Prenuptial & Postnuptial Agreements
A prenuptial agreement, sometimes referred to as an antenuptial agreement or premarital agreement, is a written contract entered into by a couple prior to marriage that enables them to select and control many of the legal rights they acquire upon marrying, and what happens if their marriage eventually ends by death or divorce. Couples enter into a written prenuptial agreement in order to avoid the application of divorce laws that would otherwise govern the division of the marital estate and alimony, and to contractually determine with specificity what each party’s rights will be in the event of death or divorce.
Massachusetts case law specifically recognizes the enforceability of prenuptial agreements if certain criteria are met. In determining the validity of a prenuptial agreement, the judge must undertake a dual-pronged inquiry. First, the judge must establish whether the agreement was "fair and reasonable, “at the time of execution. In making this determination, the judge must examine whether the contesting party was fully informed of the other party's worth prior to the agreement's execution, or had, or should have had, independent knowledge of the other party's worth; and whether a waiver of marital rights by the contesting party is set forth in the agreement. Full and fair financial disclosures are a significant aspect of fair dealings between parties entering into a prenuptial agreement and an essential prerequisite for a meaningful waiver of marital rights. Next, taking a "second look," the judge must inquire whether the agreement, at the time of the divorce, is "conscionable." Under the conscionability standard, "a judge may not relieve the parties from the provisions of a valid prenuptial agreement unless, due to circumstances occurring during the course of the marriage, enforcement of the agreement would leave the contesting spouse without sufficient property, maintenance, or appropriate employment to support herself or himself.
In Rhode Island, the enforceability of premarital agreements is controlled by the Uniform Premarital Agreement Act. A premarital agreement must be in writing and signed by both parties.
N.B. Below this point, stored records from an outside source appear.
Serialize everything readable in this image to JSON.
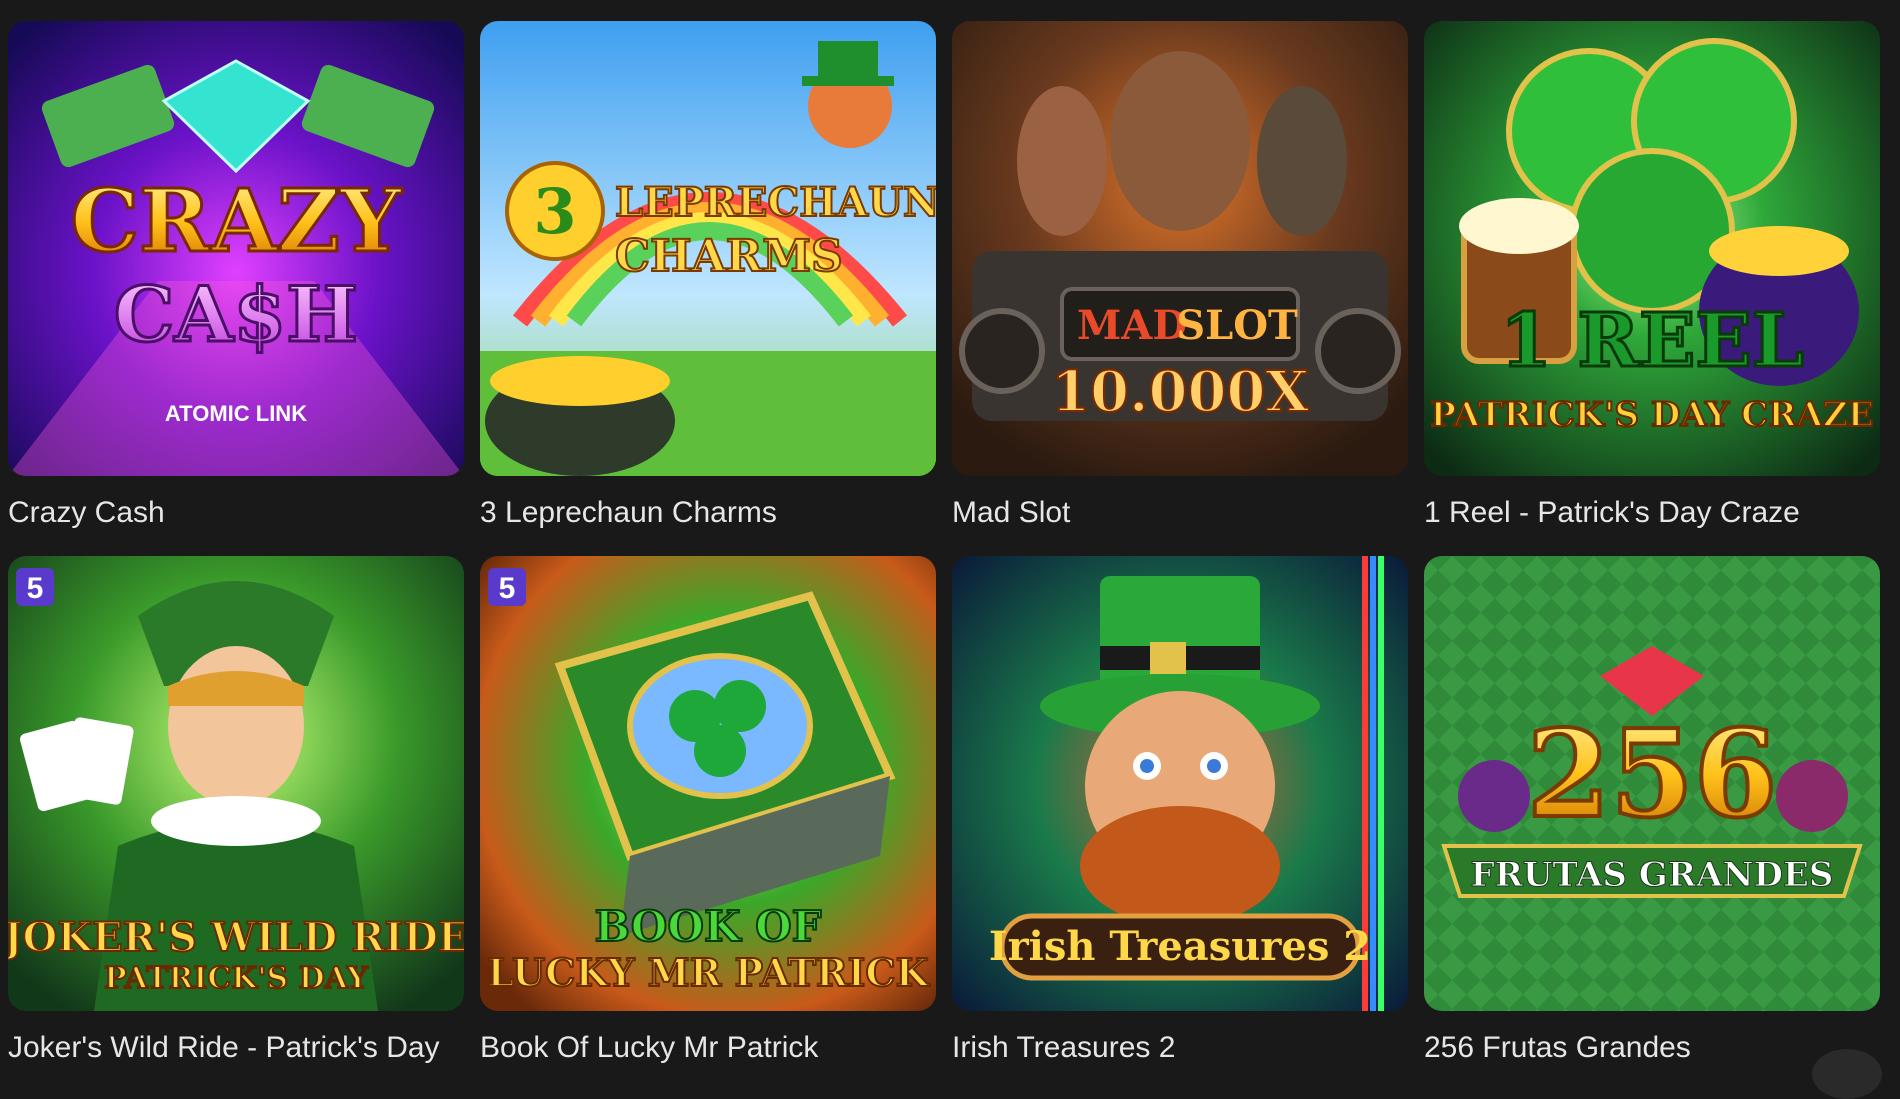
{
  "colors": {
    "background": "#191919",
    "title_text": "#e6e6e6"
  },
  "games": [
    {
      "title": "Crazy Cash",
      "art_line1": "CRAZY",
      "art_line2": "CA$H",
      "art_sub": "ATOMIC LINK",
      "icon": "diamond-icon"
    },
    {
      "title": "3 Leprechaun Charms",
      "art_number": "3",
      "art_line1": "LEPRECHAUN",
      "art_line2": "CHARMS",
      "icon": "leprechaun-icon"
    },
    {
      "title": "Mad Slot",
      "art_line1_a": "MAD",
      "art_line1_b": "SLOT",
      "art_line2": "10.000X",
      "icon": "warriors-icon"
    },
    {
      "title": "1 Reel - Patrick's Day Craze",
      "art_line1": "1 REEL",
      "art_line2": "PATRICK'S DAY CRAZE",
      "icon": "clover-icon"
    },
    {
      "title": "Joker's Wild Ride - Patrick's Day",
      "art_line1": "JOKER'S WILD RIDE",
      "art_line2": "PATRICK'S DAY",
      "provider_badge": "5",
      "icon": "jester-icon"
    },
    {
      "title": "Book Of Lucky Mr Patrick",
      "art_line1": "BOOK OF",
      "art_line2": "LUCKY MR PATRICK",
      "provider_badge": "5",
      "icon": "book-icon"
    },
    {
      "title": "Irish Treasures 2",
      "art_line1": "Irish Treasures 2",
      "icon": "leprechaun-face-icon"
    },
    {
      "title": "256 Frutas Grandes",
      "art_line1": "256",
      "art_line2": "FRUTAS GRANDES",
      "icon": "fruits-icon"
    }
  ]
}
A premarital agreement is not enforceable if the party against whom enforcement is sought proves that: (1) That party did not execute the agreement voluntarily; and (2) The agreement was unconscionable when it was executed and, before execution of the agreement, that party: (i) Was not provided a fair and reasonable disclosure of the property or financial obligations of the other party; (ii) Did not voluntarily and expressly waive, in writing, any right to disclosure of the property or financial obligations of the other party beyond the disclosure provided; and (iii) Did not have, or reasonably could not have had, an adequate knowledge of the property or financial obligations of the other party. The burden of proof as to each of the elements required in order to have a premarital agreement held to be unenforceable shall be on the party seeking to have the agreement declared unenforceable and must be proven by clear and convincing evidence.
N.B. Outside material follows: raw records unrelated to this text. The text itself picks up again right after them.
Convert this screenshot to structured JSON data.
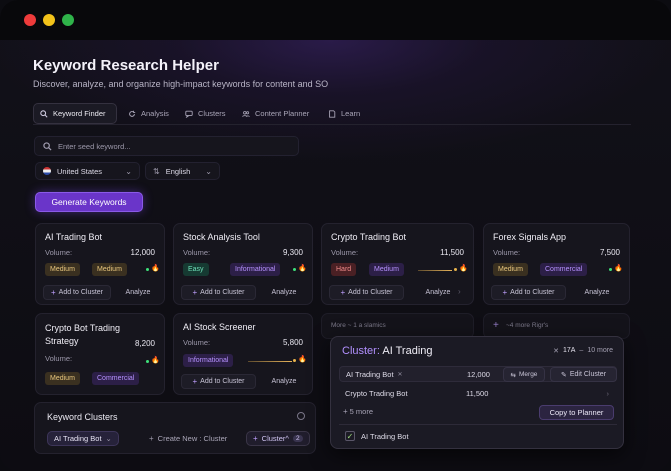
{
  "app": {
    "title": "Keyword Research Helper",
    "subtitle": "Discover, analyze, and organize high-impact keywords for content and SO"
  },
  "tabs": [
    {
      "label": "Keyword Finder",
      "icon": "search-icon",
      "active": true
    },
    {
      "label": "Analysis",
      "icon": "refresh-icon",
      "active": false
    },
    {
      "label": "Clusters",
      "icon": "chat-icon",
      "active": false
    },
    {
      "label": "Content Planner",
      "icon": "people-icon",
      "active": false
    },
    {
      "label": "Learn",
      "icon": "book-icon",
      "active": false
    }
  ],
  "search": {
    "placeholder": "Enter seed keyword..."
  },
  "filters": {
    "country": "United States",
    "language": "English"
  },
  "generate_label": "Generate Keywords",
  "labels": {
    "volume": "Volume:",
    "add_to_cluster": "Add to Cluster",
    "analyze": "Analyze"
  },
  "cards": [
    {
      "title": "AI Trading Bot",
      "volume": "12,000",
      "tags": [
        "Medium",
        "Medium"
      ]
    },
    {
      "title": "Stock Analysis Tool",
      "volume": "9,300",
      "tags": [
        "Easy",
        "Informational"
      ]
    },
    {
      "title": "Crypto Trading Bot",
      "volume": "11,500",
      "tags": [
        "Hard",
        "Medium"
      ]
    },
    {
      "title": "Forex Signals App",
      "volume": "7,500",
      "tags": [
        "Medium",
        "Commercial"
      ]
    },
    {
      "title": "Crypto Bot Trading Strategy",
      "volume": "8,200",
      "tags": [
        "Medium",
        "Commercial"
      ]
    },
    {
      "title": "AI Stock Screener",
      "volume": "5,800",
      "tags": [
        "Informational"
      ]
    }
  ],
  "more_notes": {
    "left": "More ~ 1 a slamics",
    "right": "~4 more Rigr's"
  },
  "keyword_clusters": {
    "title": "Keyword Clusters",
    "selected": "AI Trading Bot",
    "create_new": "Create New : Cluster",
    "cluster_label": "Cluster^",
    "cluster_count": "2"
  },
  "popup": {
    "title_prefix": "Cluster:",
    "title_name": "AI Trading",
    "count_label": "17A",
    "more_label": "10 more",
    "rows": [
      {
        "name": "AI Trading Bot",
        "volume": "12,000"
      },
      {
        "name": "Crypto Trading Bot",
        "volume": "11,500"
      }
    ],
    "merge_label": "Merge",
    "edit_label": "Edit Cluster",
    "more_rows": "5 more",
    "copy_label": "Copy to Planner",
    "checked_item": "AI Trading Bot"
  },
  "colors": {
    "accent": "#6a35c9",
    "background": "#0d0c12",
    "card": "#16151d"
  }
}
In Massachusetts, the highest Court in the state, the Supreme Judicial Court of MA, has ruled that a so-called postnuptial or marital agreement does not violate public policy and may be enforced but must be scrutinized by a judge to determine whether each party had an opportunity to obtain separate legal counsel of that party's own choosing, whether there was fraud or coercion in obtaining the agreement, whether all assets were fully disclosed by both parties before the agreement was executed, whether each spouse knowingly and explicitly agreed in writing to waive the right to a judicial equitable division of assets and all marital rights in the event of a divorce, and whether the terms of the agreement were fair and reasonable at the time of execution and remained so at the time of divorce. In making the determination as to whether the terms of the agreement were fair and reasonable at the time of the execution, a judge may consider whether the purpose of the agreement was to benefit or protect the interests of third parties, such as the children from a prior relationship, the impact of the agreement’s enforcement upon the children of the parties, the length of marriage, the motives of each spouse, and their respective bargaining positions at the time the postnuptial agreement was drafted, the circumstances giving rise to the marital agreement the degree of the pressure, if any, experienced by one spouse, whether the parties both represented by counsel throughout the negotiations, and other circumstances the judge finds relevant. In making the determination as to whether the terms of the agreement were fair and reasonable at the time of divorce, a judge may consider, among other factors, the nature and substance of the objecting party’s complaint, the financial and property division provisions of the agreement as a whole, the context in which the negotiations took place, the complexity of the issues involved, the background and knowledge of the parties, the experience and ability of counsel, and the mandatory and, if the judge deems it appropriate, the discretionary factors set forth by the statute for alimony or division of assets.
Rhode Island case law also suggests that postnuptial agreements are enforceable, however, there is presently very little guidance on the legal requirements. Common sense would dictate that Rhode Island would likely follow many of the same criteria that Massachusetts case law has laid out with specificity.